With a new tech-related initiative called Jalisconnect, the state of Jalisco continues to bat heavily mascara-ed eyelashes in Silicon Valley’s direction.
The initiative’s goal is to make the state attractive enough to keep inducing start-ups and other tech companies to open up shop within its borders.
Jalisco is one of Mexico’s main tech/electronics powerhouses, with the Guadalajara Metro Area known as the country’s answer to Silicon Valley, the San Francisco Bay Area’s fabled tech mecca. The state’s electronic’s industry claimed 55.8 percent of exports last year, representing about $US16.7 billion.
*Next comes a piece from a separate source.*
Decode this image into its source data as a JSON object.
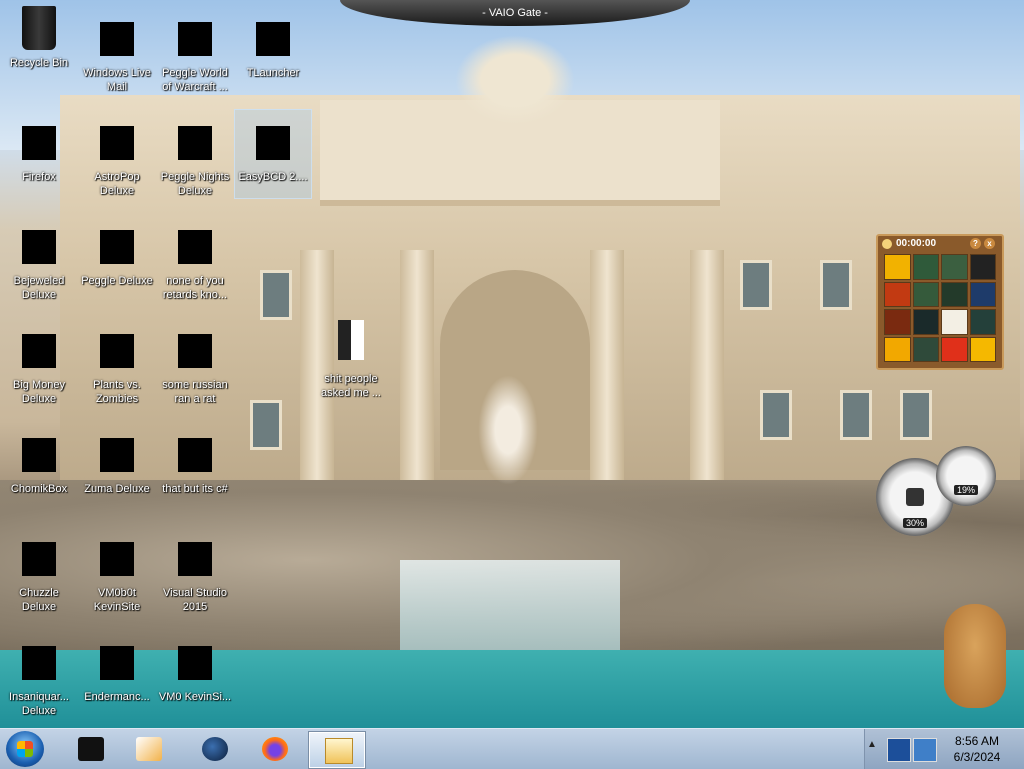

At the time of its publication, a 2016 Washington Post article put the number of tech products and services exported abroad at $US21 billion. Government subsidies and lower wages have already succeeded in convincing industry behemoths like Oracle, IBM, HP and Dell to install offices in Jalisco’s capital.
So it’s no surprise that industry leaders here, together with the state government, have decided to double down on Jalisco’s tech appeal.
Jalisconnect was presented to the Silicon Valley tech community, Thursday, February 15 in San Francisco, with Cuco Vega, Jalisco’s representative in the Bay Area, and Governor Aristoteles Sandoval leading the charge.
A key feature of Jalisconnect is visa fast-tracking. Gemi Jose Gonzalez Lopez, Mexico’s Consul General in San Francisco, has created a program called “Tech Visas,” whereby said visas can be obtained in just 24 hours, at a cost of US$36.
The visa program is accompanied by two more initiatives: “Digital Bridge” and “Soft Landing.” Both were created to better facilitate the integration of recent transplants into the fabric of Jalisco life, especially in the area of housing, services and schools for children.
During the event’s Q&A Thursday, some in the audience expressed concern about Jalisconnect’s potential vulnerability to imminent changes in Jalisco’s government. Sandoval will be stepping down this December and there is no clear, undisputed front-runner in the race to fill his seat. Not surprisingly; Sandoval waxed confident – but somewhat vague – in his response to doubts.
“[Jalisconnect] is fully consolidated. It’s not a question of a specific government, but of a model that works,” said Sandoval.
During his three-day trip to California, Sandoval visited the installations of Facebook, Airbnb, Intel, HP, Jabil and Flex, as well as the campuses of Stanford University and Singularity University.